Data excerpts
※
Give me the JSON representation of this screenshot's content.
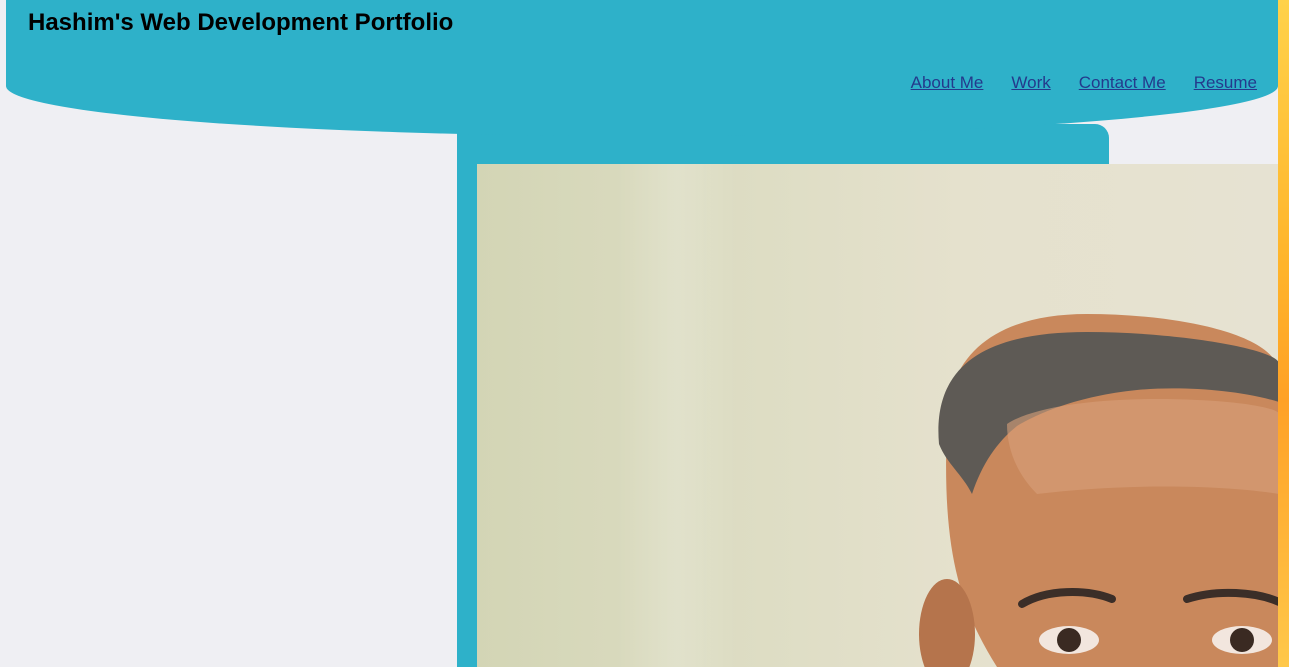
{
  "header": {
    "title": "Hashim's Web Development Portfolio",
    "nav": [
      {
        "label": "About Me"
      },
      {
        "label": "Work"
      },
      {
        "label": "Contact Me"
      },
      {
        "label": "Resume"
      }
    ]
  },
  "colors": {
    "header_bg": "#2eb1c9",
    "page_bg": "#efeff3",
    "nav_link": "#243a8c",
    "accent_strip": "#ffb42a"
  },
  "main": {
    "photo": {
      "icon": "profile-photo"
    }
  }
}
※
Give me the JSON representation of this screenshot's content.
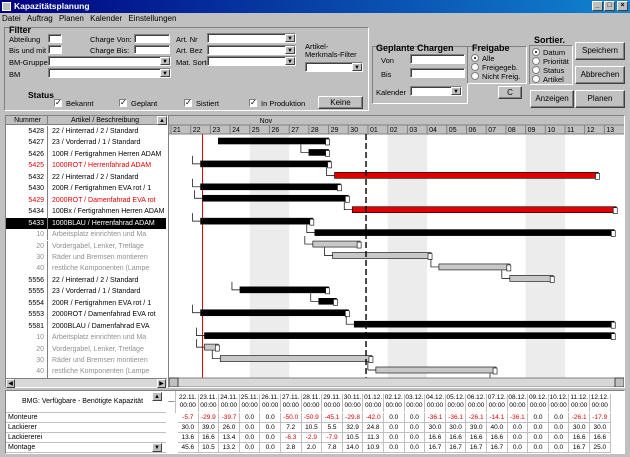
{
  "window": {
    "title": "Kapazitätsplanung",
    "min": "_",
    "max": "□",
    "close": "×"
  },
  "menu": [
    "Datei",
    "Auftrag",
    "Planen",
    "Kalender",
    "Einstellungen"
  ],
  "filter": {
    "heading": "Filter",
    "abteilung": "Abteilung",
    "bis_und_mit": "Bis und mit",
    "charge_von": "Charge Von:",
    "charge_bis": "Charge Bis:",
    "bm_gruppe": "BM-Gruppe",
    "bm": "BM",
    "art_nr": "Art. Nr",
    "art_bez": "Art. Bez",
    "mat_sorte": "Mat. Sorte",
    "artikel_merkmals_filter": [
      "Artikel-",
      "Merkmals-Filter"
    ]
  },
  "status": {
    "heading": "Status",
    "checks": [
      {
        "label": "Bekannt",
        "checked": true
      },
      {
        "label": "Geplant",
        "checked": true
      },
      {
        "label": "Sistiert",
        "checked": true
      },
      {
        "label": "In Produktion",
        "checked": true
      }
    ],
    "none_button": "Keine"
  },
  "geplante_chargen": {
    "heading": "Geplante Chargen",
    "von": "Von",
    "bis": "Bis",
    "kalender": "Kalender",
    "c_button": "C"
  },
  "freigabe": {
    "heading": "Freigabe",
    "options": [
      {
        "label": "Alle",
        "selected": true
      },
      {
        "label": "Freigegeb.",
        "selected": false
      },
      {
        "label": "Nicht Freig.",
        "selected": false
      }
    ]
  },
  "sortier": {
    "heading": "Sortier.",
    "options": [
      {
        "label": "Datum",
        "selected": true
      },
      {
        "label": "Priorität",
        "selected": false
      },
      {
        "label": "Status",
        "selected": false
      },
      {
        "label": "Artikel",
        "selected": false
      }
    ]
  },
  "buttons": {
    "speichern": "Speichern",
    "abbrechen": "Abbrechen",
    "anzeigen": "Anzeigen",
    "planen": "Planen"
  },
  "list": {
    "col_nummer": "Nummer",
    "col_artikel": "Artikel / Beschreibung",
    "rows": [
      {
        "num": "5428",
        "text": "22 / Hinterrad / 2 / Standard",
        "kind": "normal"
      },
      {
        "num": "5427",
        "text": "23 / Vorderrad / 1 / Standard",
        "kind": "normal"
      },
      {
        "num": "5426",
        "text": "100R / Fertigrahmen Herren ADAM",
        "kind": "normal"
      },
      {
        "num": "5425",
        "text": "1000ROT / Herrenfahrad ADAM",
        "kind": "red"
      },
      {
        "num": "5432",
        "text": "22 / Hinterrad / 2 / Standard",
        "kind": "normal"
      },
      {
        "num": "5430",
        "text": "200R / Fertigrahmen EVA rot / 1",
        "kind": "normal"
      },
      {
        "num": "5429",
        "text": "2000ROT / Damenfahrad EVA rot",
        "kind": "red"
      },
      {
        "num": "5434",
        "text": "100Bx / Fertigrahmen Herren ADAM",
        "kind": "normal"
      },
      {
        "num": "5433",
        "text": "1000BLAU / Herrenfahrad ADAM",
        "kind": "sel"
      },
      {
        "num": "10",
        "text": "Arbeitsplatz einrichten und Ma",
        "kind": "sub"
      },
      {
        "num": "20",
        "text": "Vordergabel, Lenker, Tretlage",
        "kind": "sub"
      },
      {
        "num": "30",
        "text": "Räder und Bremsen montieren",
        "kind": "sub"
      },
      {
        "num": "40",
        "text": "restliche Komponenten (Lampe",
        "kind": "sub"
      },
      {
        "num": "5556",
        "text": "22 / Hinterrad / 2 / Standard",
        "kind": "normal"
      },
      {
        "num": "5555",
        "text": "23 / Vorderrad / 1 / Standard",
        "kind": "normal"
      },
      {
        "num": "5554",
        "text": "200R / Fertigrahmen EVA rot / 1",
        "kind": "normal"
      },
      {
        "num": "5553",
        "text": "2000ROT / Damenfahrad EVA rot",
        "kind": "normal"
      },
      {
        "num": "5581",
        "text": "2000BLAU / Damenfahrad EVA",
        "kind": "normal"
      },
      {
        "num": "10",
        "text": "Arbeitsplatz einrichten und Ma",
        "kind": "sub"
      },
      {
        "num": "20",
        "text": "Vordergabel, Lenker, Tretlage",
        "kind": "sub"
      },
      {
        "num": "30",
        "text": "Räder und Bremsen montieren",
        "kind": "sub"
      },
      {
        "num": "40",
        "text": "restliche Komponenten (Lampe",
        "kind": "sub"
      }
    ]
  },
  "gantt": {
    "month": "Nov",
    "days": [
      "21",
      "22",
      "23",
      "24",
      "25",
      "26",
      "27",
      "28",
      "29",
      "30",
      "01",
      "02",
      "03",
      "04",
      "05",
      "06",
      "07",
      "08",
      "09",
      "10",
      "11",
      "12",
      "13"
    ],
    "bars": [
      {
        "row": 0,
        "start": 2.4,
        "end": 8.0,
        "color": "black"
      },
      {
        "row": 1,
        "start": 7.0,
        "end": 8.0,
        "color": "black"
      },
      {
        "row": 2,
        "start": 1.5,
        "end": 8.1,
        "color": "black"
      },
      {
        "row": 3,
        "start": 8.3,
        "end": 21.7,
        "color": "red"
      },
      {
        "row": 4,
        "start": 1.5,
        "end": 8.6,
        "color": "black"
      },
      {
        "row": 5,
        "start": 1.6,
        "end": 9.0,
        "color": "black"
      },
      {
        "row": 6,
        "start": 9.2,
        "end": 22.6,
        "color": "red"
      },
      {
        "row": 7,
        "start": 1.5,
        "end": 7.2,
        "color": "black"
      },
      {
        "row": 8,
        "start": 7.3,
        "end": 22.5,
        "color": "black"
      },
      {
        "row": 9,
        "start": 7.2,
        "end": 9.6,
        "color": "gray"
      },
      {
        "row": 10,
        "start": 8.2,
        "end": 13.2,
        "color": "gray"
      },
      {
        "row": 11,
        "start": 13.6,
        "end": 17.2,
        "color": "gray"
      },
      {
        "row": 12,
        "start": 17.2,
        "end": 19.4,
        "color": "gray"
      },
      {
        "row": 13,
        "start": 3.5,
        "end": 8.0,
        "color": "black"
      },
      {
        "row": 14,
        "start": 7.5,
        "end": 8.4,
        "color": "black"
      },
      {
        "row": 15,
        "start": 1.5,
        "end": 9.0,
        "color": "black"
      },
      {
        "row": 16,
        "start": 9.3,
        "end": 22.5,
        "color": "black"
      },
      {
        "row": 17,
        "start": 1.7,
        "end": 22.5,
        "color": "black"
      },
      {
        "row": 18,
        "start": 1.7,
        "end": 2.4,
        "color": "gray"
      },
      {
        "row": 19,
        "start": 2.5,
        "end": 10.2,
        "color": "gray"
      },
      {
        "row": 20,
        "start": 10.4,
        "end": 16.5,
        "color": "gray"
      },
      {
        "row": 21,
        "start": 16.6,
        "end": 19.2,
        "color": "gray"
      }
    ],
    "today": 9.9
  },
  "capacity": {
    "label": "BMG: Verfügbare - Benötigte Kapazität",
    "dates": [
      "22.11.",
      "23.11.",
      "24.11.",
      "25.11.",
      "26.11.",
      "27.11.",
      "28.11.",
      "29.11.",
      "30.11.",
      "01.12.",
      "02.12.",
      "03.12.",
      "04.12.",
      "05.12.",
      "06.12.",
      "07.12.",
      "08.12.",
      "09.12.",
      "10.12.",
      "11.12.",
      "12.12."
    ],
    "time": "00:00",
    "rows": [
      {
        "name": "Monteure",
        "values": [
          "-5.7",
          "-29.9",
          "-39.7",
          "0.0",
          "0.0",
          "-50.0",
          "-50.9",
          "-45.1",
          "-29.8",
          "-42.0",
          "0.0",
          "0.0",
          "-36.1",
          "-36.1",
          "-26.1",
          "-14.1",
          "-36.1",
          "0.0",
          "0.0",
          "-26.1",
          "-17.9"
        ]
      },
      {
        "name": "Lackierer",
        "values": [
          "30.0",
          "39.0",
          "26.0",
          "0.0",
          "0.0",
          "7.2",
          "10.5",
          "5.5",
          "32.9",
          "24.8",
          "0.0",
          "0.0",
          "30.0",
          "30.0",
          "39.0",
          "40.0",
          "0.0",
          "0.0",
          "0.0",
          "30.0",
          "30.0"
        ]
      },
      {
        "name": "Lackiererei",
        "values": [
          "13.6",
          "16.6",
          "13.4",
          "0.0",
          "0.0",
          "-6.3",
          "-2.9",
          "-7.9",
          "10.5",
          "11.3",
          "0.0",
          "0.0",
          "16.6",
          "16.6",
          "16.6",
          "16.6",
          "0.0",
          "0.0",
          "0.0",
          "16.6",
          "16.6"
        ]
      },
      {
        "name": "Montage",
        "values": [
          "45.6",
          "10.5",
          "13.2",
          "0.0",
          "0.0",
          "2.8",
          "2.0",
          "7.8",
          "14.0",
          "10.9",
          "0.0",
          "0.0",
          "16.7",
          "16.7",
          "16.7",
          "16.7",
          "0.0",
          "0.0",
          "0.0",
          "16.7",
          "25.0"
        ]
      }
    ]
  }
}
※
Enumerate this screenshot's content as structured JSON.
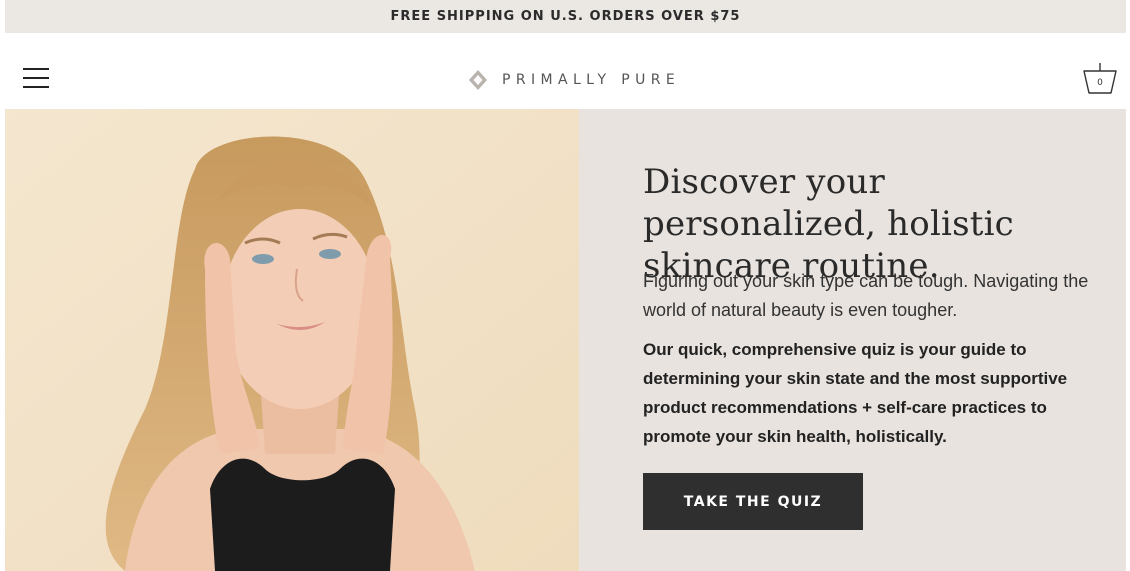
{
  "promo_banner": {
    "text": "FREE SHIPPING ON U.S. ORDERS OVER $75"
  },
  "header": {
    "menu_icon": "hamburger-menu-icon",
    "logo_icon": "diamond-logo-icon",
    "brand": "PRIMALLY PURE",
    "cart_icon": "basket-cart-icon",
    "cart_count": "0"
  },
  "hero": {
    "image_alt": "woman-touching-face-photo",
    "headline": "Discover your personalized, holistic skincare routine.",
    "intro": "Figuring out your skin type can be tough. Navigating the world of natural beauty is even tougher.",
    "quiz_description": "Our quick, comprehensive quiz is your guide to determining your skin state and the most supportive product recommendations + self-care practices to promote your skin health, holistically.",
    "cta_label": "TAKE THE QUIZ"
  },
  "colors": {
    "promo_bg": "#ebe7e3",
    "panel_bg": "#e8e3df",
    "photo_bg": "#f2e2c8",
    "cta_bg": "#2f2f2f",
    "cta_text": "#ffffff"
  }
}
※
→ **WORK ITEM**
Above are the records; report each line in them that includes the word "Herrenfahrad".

→ **REPLY**
        "text": "1000ROT / Herrenfahrad ADAM",
        "text": "1000BLAU / Herrenfahrad ADAM",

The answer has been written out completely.